■ Data about app and page elements:
----

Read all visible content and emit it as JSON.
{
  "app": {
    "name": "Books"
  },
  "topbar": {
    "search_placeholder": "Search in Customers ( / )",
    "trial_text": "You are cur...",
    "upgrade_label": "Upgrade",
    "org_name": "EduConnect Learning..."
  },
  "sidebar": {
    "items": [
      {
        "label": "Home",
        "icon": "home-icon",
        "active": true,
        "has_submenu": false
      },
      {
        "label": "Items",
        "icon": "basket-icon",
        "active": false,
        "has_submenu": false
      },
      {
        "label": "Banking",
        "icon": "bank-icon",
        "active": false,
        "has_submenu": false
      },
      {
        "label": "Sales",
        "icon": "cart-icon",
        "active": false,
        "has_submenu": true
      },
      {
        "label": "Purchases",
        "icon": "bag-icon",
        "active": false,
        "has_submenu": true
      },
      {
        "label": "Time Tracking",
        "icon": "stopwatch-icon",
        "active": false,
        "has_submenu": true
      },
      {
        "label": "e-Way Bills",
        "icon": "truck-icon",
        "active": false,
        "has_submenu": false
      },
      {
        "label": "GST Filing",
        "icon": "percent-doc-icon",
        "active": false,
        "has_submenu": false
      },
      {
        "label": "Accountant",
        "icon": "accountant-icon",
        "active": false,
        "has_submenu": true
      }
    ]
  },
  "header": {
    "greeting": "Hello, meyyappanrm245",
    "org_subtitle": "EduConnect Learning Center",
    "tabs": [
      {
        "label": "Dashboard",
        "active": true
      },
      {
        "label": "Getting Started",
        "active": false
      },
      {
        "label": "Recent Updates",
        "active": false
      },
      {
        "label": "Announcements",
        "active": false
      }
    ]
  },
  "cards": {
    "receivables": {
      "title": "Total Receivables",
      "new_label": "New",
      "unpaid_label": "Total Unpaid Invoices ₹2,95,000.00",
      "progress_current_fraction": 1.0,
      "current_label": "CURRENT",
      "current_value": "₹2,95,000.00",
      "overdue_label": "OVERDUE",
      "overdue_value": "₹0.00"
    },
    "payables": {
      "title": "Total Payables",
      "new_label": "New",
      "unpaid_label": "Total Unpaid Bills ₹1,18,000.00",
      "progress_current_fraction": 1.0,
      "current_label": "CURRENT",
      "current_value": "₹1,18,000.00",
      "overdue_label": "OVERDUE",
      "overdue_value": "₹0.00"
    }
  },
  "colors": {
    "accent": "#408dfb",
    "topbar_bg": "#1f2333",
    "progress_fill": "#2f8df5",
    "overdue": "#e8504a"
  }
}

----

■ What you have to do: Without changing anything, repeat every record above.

■ Problem solution:
Read all visible content and emit it as JSON.
{
  "app": {
    "name": "Books"
  },
  "topbar": {
    "search_placeholder": "Search in Customers ( / )",
    "trial_text": "You are cur...",
    "upgrade_label": "Upgrade",
    "org_name": "EduConnect Learning..."
  },
  "sidebar": {
    "items": [
      {
        "label": "Home",
        "icon": "home-icon",
        "active": true,
        "has_submenu": false
      },
      {
        "label": "Items",
        "icon": "basket-icon",
        "active": false,
        "has_submenu": false
      },
      {
        "label": "Banking",
        "icon": "bank-icon",
        "active": false,
        "has_submenu": false
      },
      {
        "label": "Sales",
        "icon": "cart-icon",
        "active": false,
        "has_submenu": true
      },
      {
        "label": "Purchases",
        "icon": "bag-icon",
        "active": false,
        "has_submenu": true
      },
      {
        "label": "Time Tracking",
        "icon": "stopwatch-icon",
        "active": false,
        "has_submenu": true
      },
      {
        "label": "e-Way Bills",
        "icon": "truck-icon",
        "active": false,
        "has_submenu": false
      },
      {
        "label": "GST Filing",
        "icon": "percent-doc-icon",
        "active": false,
        "has_submenu": false
      },
      {
        "label": "Accountant",
        "icon": "accountant-icon",
        "active": false,
        "has_submenu": true
      }
    ]
  },
  "header": {
    "greeting": "Hello, meyyappanrm245",
    "org_subtitle": "EduConnect Learning Center",
    "tabs": [
      {
        "label": "Dashboard",
        "active": true
      },
      {
        "label": "Getting Started",
        "active": false
      },
      {
        "label": "Recent Updates",
        "active": false
      },
      {
        "label": "Announcements",
        "active": false
      }
    ]
  },
  "cards": {
    "receivables": {
      "title": "Total Receivables",
      "new_label": "New",
      "unpaid_label": "Total Unpaid Invoices ₹2,95,000.00",
      "progress_current_fraction": 1.0,
      "current_label": "CURRENT",
      "current_value": "₹2,95,000.00",
      "overdue_label": "OVERDUE",
      "overdue_value": "₹0.00"
    },
    "payables": {
      "title": "Total Payables",
      "new_label": "New",
      "unpaid_label": "Total Unpaid Bills ₹1,18,000.00",
      "progress_current_fraction": 1.0,
      "current_label": "CURRENT",
      "current_value": "₹1,18,000.00",
      "overdue_label": "OVERDUE",
      "overdue_value": "₹0.00"
    }
  },
  "colors": {
    "accent": "#408dfb",
    "topbar_bg": "#1f2333",
    "progress_fill": "#2f8df5",
    "overdue": "#e8504a"
  }
}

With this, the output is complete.